November 25, 2011
By Jacob Combs
Hi P8TTers–I hope your Thanksgivings were restful and filled with family. Earlier this week, there was an update in a lawsuit filed by the Servicemembers Legal Defense Network (SLDN) in October called McLaughlin v. Panetta, and I thought I’d write a little about the development and why it’s so important.
SLDN, you’ll remember, was one of the organizations that pushed hardest for repeal of Don’t Ask, Don’t Tell. Now that DADT is dead and gays and lesbians can serve openly in the U.S. Armed Forces, SLDN filed a follow-up lawsuit in a federal court in Boston on behalf of eight plaintiffs who are legally married, but prohibited by DOMA from obtaining many of the benefits that heterosexual military couples enjoy, including on-base housing, health care, survivor benefits, and burial rights at national cemeteries.
On Monday, SLDN filed a brief for summary judgment in the case, arguing that DOMA’s prohibition on spousal rights for same-sex military couples violates both the Due Process clause of the Fifth Amendment and the limitations of congressional authority laid out in the Tenth Amendment. In filing for summary judgment (which is when a court decides a case without hearing a full trial), SLDN argues that the U.S. government has made no objection to the facts laid out in the case, and thus it can be decided without further hearings. None of the government defendants–Attorney General Eric Holder, Defense Secretary Leon Panetta and Veterans Affairs Secretary Eric Shinseki–have filed any defense in the case.
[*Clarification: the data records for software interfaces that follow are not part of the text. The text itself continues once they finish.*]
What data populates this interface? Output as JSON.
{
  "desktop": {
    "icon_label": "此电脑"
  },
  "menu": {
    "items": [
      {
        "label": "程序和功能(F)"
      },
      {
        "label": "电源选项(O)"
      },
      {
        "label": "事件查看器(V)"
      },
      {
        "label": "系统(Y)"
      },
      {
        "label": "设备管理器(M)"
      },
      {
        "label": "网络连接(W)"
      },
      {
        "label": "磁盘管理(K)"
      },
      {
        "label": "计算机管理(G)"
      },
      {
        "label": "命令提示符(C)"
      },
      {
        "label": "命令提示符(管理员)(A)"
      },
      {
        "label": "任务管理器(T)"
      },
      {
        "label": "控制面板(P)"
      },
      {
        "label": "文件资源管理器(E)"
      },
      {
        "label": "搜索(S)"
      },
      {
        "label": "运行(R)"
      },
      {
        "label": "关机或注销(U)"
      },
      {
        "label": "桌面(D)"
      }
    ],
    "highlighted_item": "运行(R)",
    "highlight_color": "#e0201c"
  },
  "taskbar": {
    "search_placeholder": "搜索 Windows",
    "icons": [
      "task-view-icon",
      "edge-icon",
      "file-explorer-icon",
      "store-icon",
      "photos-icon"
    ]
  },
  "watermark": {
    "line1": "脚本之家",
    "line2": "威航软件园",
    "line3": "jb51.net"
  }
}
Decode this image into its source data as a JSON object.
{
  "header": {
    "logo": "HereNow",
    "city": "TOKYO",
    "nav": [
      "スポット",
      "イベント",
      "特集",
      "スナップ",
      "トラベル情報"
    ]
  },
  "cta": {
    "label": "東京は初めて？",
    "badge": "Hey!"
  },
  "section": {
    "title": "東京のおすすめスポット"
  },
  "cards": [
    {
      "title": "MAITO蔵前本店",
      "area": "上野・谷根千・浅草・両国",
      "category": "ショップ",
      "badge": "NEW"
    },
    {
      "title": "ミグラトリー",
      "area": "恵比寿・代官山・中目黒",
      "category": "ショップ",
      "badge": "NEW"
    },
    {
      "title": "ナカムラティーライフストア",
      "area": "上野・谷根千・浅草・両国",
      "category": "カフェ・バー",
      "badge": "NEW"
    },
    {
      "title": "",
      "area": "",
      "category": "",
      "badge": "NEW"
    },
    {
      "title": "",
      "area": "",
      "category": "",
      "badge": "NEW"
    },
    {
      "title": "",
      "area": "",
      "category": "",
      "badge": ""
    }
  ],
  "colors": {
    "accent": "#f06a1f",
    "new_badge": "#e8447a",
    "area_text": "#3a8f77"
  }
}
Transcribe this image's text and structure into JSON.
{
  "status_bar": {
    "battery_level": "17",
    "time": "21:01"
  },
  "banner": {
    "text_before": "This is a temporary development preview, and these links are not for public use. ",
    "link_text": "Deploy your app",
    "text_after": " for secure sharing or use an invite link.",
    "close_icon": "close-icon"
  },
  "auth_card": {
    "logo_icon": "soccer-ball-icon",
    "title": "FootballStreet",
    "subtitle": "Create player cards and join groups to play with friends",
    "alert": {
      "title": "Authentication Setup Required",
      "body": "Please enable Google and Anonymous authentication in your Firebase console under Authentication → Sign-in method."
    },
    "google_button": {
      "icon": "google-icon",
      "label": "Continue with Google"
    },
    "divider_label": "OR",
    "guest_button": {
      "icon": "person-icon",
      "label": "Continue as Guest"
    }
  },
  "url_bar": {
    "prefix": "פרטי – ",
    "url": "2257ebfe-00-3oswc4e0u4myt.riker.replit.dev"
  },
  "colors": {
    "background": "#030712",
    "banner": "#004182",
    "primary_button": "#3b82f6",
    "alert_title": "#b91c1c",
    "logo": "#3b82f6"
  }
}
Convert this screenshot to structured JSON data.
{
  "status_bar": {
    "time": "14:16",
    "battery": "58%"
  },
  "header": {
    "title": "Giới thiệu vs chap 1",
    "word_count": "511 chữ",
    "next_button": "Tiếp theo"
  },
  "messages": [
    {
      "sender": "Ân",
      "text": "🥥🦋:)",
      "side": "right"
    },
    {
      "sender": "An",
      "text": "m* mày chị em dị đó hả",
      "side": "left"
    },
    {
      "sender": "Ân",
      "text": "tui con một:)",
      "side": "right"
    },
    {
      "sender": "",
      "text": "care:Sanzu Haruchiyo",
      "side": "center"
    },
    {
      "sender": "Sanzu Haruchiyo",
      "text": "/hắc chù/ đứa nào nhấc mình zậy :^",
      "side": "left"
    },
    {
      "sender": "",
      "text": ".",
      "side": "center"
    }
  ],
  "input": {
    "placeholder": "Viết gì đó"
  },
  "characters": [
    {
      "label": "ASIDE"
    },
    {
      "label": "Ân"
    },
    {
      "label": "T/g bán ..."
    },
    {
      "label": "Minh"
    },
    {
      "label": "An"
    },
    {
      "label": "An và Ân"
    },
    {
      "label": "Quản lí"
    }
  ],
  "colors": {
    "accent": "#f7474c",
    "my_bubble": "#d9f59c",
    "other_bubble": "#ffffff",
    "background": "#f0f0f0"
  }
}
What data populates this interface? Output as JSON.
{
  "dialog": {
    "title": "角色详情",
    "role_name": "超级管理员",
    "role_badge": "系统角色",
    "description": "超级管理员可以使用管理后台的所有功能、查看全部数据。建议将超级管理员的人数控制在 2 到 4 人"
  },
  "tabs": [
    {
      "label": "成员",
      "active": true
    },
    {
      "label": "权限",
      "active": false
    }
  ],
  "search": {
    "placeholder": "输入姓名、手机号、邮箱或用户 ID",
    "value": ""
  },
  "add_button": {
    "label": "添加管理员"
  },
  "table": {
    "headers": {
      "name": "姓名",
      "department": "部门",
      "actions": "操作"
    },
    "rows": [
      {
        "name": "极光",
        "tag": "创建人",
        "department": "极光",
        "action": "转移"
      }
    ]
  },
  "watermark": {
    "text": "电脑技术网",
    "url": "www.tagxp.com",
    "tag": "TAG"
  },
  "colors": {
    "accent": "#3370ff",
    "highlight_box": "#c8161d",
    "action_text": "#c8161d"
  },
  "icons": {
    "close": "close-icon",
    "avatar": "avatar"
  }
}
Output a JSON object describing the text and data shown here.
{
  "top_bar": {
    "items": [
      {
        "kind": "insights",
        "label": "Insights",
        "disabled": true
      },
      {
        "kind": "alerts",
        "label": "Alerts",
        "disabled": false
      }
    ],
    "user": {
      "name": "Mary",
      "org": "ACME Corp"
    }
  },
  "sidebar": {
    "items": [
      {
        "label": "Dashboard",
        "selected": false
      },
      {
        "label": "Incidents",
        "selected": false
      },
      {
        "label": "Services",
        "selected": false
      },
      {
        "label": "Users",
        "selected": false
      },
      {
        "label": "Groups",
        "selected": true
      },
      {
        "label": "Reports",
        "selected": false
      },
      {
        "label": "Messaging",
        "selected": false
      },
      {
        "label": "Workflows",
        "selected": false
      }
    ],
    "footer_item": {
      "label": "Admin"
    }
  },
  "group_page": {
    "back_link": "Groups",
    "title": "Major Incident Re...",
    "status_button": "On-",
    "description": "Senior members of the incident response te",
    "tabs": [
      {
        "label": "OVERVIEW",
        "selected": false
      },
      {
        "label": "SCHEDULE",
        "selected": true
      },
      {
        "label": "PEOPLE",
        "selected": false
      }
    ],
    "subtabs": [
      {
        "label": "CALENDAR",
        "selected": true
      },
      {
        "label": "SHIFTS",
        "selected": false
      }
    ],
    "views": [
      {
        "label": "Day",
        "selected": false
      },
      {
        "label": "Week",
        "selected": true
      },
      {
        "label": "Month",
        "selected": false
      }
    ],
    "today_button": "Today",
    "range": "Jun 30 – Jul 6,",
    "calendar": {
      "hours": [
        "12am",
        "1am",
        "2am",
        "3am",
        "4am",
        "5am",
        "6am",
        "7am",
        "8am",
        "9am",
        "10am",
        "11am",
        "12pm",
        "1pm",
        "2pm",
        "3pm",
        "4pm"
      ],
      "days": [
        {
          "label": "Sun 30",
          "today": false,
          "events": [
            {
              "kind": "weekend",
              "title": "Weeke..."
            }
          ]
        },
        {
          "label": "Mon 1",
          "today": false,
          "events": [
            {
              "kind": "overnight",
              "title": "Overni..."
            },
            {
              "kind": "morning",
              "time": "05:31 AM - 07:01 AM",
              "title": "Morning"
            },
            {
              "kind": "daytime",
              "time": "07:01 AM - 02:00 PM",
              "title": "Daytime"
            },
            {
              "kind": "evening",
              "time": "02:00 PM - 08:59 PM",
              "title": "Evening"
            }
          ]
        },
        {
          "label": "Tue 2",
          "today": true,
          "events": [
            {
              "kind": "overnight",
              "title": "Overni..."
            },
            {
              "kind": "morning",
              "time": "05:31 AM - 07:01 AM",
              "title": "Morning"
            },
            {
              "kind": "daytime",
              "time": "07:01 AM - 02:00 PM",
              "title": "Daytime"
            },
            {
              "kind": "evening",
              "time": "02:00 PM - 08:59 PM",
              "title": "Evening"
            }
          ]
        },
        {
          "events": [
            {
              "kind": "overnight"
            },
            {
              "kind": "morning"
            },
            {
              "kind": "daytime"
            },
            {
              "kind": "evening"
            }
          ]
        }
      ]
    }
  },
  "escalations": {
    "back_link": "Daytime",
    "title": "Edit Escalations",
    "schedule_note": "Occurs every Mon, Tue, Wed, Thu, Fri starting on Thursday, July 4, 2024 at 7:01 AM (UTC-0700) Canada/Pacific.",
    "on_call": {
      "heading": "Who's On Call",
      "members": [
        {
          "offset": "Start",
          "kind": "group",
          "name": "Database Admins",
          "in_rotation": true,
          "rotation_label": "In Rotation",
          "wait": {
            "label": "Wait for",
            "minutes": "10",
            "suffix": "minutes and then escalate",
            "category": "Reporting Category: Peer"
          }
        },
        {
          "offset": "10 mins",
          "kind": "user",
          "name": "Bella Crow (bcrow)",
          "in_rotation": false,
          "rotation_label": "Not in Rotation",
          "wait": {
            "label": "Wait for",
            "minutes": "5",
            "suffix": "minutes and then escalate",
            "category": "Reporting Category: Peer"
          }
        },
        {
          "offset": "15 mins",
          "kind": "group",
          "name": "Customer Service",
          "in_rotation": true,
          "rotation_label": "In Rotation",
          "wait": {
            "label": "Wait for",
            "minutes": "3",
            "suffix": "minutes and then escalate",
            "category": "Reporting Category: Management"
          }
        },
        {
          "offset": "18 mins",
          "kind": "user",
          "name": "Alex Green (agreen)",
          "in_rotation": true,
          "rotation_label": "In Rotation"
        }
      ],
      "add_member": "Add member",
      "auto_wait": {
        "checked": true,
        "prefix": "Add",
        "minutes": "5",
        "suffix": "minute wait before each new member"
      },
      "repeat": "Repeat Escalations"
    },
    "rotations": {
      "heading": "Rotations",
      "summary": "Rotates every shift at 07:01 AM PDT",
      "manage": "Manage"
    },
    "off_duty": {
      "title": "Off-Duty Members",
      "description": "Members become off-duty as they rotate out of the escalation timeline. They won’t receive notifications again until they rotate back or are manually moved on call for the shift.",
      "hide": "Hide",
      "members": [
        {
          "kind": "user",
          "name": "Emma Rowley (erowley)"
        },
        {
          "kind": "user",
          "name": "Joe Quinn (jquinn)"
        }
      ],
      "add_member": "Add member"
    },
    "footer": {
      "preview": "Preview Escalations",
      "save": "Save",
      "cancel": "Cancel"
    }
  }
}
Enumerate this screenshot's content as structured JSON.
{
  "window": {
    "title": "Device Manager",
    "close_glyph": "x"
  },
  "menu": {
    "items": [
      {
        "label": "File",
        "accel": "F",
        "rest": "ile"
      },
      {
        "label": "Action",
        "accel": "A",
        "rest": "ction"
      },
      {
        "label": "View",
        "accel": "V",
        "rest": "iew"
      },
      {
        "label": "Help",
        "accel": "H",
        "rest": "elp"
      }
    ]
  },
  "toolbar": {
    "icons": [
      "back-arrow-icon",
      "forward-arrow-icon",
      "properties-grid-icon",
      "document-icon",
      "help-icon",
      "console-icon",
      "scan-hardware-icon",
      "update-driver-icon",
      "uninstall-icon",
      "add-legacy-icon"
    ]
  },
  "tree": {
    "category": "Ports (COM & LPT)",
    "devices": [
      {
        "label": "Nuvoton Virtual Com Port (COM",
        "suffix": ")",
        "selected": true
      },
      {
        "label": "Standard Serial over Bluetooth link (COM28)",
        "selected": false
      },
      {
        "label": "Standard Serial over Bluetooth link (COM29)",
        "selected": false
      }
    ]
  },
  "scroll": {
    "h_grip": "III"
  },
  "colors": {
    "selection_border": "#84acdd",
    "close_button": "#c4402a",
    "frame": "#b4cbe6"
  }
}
BLAG, the Bipartisan Legal Advisory Group (which voted on party lines to defend DOMA in court after the Obama Administration declared the law unconstitutional and declined to continue defending it in February), filed a brief earlier this November informing the court that it would seek to intervene in the case if the official defendants do not defend DOMA.
In a delicious turn of events, many of the arguments SLDN uses in its brief are borrowed in part from politicians who supported DADT and argued to continue the discriminatory policy when it was repealed late last year. As SLDN’s brief puts it:
Any claim that DOMA, as applied to military spousal benefits, survives rational basis review is strained because paying unequal benefits to service members runs directly counter to the military values of uniformity, fairness and unit cohesion. While there was once a debate as to whether gay and lesbian service members should be allowed to serve openly in the armed forces — just as there were similar debates regarding integrating the military by race and then by gender — there never has been any debate as to whether similarly situated service members who do the same work deserve the same benefits.
Although it has taken us almost a year to get here, this lawsuit shows just how important repealing DADT was. In fact, many in our community (myself included) saw DADT repeal as the first domino to fall in achieving full federal equality. It is clearly unconstitutional and discriminatory for our nation’s military, an institution based on the values of fairness and equality, to treat lawfully married same-sex couples differently from their opposite-sex counterparts.
To put it simply, DOMA is hanging by a thread: it cannot and has not withstood constitutional scrutiny in a court of law. SLDN’s lawsuit may not be the one that ends up striking down DOMA for good–last year’s companion cases Gill v. OPM and Massachusetts v. HHS, in which Judge Joseph Tauro, a Nixon appointee, struck down the law as unconstitutional, are already in the U.S. Court of Appeals for the First Circuit, and will likely make it to the Supreme Court before SLDN’s suit. (Incidentally, the SLDN lawsuit was originally assigned to Judge Tauro, but later reassigned to a different judge.)
As I sat on the porch yesterday waiting while the turkey cooked and writing this post, I was struck by an opinion piece brought to us by Sagesse in Quick Hits. Written by Jim Toevs, the piece points out that the repeal of DADT is something for every member of the LGBT community to be thankful for this year. I couldn’t agree more. SLDN’s lawsuit shows just how important it is to strive for equality in all aspects–whether it be in terms of marriage, military service or even employment. Our victories are not isolated, but rather build upon each other, and each step we take moves us closer to a country where we can be thankful that we enjoy the rights all citizens deserve.